### What the task requires
Each word in the data below should be copied exactly; the images should not.

----------------

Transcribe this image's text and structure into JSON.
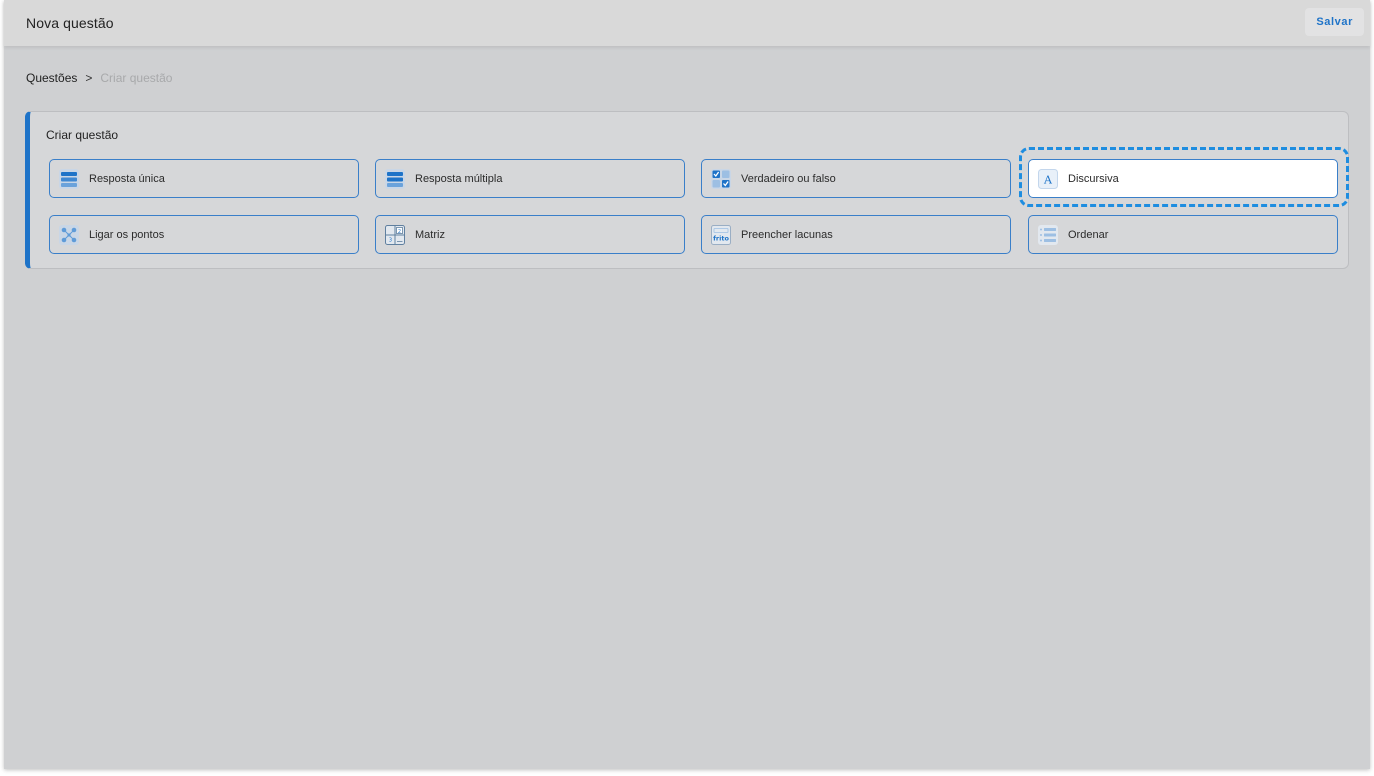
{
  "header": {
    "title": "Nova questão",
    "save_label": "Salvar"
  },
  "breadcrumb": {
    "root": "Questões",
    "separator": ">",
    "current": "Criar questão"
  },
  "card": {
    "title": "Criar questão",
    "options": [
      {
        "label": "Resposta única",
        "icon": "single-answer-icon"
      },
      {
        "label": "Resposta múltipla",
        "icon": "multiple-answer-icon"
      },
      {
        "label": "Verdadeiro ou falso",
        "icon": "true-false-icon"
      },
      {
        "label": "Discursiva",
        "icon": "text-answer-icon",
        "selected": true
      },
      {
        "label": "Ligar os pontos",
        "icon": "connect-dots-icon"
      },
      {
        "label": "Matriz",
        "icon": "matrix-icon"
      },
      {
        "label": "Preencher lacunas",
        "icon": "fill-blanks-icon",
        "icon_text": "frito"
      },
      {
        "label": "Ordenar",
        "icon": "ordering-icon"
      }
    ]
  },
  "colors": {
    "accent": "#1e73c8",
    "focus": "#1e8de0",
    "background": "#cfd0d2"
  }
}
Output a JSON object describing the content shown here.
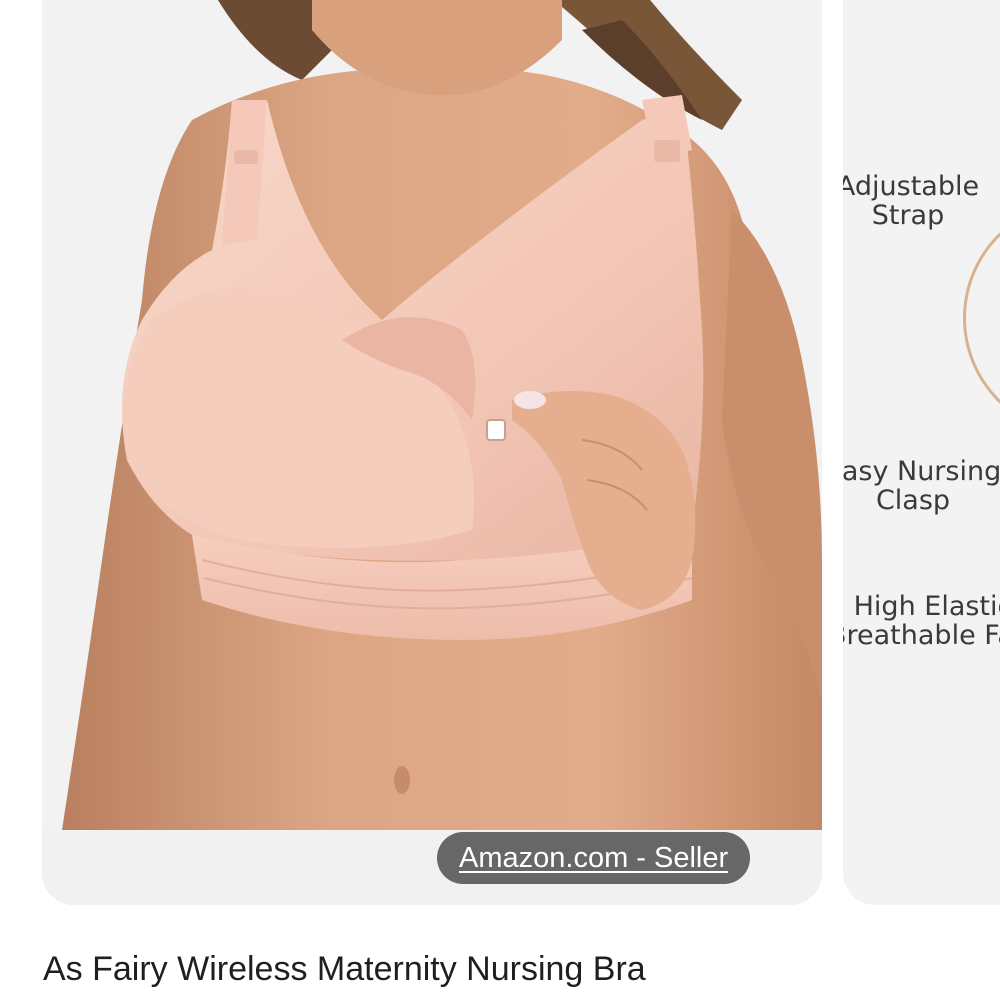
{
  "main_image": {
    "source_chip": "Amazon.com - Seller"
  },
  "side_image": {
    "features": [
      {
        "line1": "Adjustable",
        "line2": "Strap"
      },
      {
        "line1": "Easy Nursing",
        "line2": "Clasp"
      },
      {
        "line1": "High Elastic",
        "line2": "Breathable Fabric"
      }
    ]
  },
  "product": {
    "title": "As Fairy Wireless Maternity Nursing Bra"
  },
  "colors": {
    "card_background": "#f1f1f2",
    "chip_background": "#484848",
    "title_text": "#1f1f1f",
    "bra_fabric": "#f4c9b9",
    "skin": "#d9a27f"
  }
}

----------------

### Result below
Transcribe this image's text and structure into JSON.
{
  "header": {
    "title": "Nova questão",
    "save_label": "Salvar"
  },
  "breadcrumb": {
    "root": "Questões",
    "separator": ">",
    "current": "Criar questão"
  },
  "card": {
    "title": "Criar questão",
    "options": [
      {
        "label": "Resposta única",
        "icon": "single-answer-icon"
      },
      {
        "label": "Resposta múltipla",
        "icon": "multiple-answer-icon"
      },
      {
        "label": "Verdadeiro ou falso",
        "icon": "true-false-icon"
      },
      {
        "label": "Discursiva",
        "icon": "text-answer-icon",
        "selected": true
      },
      {
        "label": "Ligar os pontos",
        "icon": "connect-dots-icon"
      },
      {
        "label": "Matriz",
        "icon": "matrix-icon"
      },
      {
        "label": "Preencher lacunas",
        "icon": "fill-blanks-icon",
        "icon_text": "frito"
      },
      {
        "label": "Ordenar",
        "icon": "ordering-icon"
      }
    ]
  },
  "colors": {
    "accent": "#1e73c8",
    "focus": "#1e8de0",
    "background": "#cfd0d2"
  }
}
Output a JSON object describing the content shown here.
{
  "main_image": {
    "source_chip": "Amazon.com - Seller"
  },
  "side_image": {
    "features": [
      {
        "line1": "Adjustable",
        "line2": "Strap"
      },
      {
        "line1": "Easy Nursing",
        "line2": "Clasp"
      },
      {
        "line1": "High Elastic",
        "line2": "Breathable Fabric"
      }
    ]
  },
  "product": {
    "title": "As Fairy Wireless Maternity Nursing Bra"
  },
  "colors": {
    "card_background": "#f1f1f2",
    "chip_background": "#484848",
    "title_text": "#1f1f1f",
    "bra_fabric": "#f4c9b9",
    "skin": "#d9a27f"
  }
}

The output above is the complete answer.